EXERCISE DIRECTIONS — Look through the records, and whenever a line includes the word "melody", copy it.

-=-=-

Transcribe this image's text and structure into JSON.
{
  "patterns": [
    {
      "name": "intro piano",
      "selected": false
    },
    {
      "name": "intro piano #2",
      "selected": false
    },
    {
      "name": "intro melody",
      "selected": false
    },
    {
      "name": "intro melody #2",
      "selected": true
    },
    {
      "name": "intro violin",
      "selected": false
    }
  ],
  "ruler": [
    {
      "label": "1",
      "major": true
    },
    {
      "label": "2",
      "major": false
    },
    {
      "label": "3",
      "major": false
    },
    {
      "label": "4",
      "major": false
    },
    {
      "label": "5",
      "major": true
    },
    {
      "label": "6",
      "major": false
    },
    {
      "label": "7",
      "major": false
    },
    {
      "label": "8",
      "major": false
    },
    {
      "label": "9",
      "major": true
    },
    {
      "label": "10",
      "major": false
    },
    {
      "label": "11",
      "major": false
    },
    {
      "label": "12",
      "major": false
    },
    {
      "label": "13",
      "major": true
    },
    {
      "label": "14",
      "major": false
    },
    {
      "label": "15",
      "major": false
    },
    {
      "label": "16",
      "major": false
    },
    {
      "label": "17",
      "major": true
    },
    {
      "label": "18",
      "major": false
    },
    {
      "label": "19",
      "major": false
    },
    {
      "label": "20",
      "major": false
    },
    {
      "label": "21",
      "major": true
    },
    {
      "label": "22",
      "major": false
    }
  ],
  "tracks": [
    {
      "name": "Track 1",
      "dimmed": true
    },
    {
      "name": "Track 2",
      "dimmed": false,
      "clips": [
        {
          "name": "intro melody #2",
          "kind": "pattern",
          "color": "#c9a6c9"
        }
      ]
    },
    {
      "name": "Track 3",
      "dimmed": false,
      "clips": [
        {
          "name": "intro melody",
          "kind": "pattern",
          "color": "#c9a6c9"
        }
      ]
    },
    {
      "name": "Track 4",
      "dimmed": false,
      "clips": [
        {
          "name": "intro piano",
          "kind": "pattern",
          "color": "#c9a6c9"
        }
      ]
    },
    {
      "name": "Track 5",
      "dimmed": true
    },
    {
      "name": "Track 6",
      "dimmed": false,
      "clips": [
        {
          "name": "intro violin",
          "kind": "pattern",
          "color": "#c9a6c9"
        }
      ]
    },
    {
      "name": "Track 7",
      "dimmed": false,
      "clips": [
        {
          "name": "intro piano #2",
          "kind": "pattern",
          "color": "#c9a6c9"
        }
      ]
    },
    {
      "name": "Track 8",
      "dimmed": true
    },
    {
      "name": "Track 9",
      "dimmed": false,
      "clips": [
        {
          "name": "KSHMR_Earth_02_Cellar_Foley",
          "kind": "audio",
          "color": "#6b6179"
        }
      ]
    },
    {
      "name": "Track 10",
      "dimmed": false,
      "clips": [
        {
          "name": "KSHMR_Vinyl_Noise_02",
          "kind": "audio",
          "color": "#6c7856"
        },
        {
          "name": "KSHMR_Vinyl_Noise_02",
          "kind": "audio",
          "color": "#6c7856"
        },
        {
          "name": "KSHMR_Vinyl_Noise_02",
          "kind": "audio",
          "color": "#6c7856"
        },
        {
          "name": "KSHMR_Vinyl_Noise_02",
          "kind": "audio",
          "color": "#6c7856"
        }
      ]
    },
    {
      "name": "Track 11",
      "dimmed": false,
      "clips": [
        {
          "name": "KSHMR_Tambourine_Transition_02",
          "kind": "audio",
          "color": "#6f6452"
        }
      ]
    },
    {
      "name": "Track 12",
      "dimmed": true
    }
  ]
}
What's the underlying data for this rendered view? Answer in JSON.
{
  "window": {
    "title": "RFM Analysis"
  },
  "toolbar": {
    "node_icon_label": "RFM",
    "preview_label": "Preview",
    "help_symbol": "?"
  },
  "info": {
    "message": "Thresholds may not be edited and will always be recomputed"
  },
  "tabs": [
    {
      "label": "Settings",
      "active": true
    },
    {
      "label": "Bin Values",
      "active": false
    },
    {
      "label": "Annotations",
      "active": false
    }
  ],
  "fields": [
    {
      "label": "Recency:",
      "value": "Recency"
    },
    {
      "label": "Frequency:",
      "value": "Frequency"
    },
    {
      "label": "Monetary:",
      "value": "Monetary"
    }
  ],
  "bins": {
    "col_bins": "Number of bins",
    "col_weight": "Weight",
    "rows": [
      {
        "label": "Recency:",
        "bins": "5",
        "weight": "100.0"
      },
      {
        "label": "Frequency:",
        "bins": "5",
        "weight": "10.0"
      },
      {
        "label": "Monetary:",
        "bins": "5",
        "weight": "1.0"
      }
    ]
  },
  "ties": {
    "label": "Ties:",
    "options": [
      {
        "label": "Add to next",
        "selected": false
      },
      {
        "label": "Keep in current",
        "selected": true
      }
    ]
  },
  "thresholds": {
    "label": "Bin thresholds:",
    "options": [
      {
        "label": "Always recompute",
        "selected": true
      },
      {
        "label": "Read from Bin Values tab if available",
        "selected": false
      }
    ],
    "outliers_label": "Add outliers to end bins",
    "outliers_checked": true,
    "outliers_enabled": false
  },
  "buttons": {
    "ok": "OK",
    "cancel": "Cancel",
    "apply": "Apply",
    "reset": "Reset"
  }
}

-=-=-

FINAL ANSWER —
      "name": "intro melody",
      "name": "intro melody #2",
          "name": "intro melody #2",
          "name": "intro melody",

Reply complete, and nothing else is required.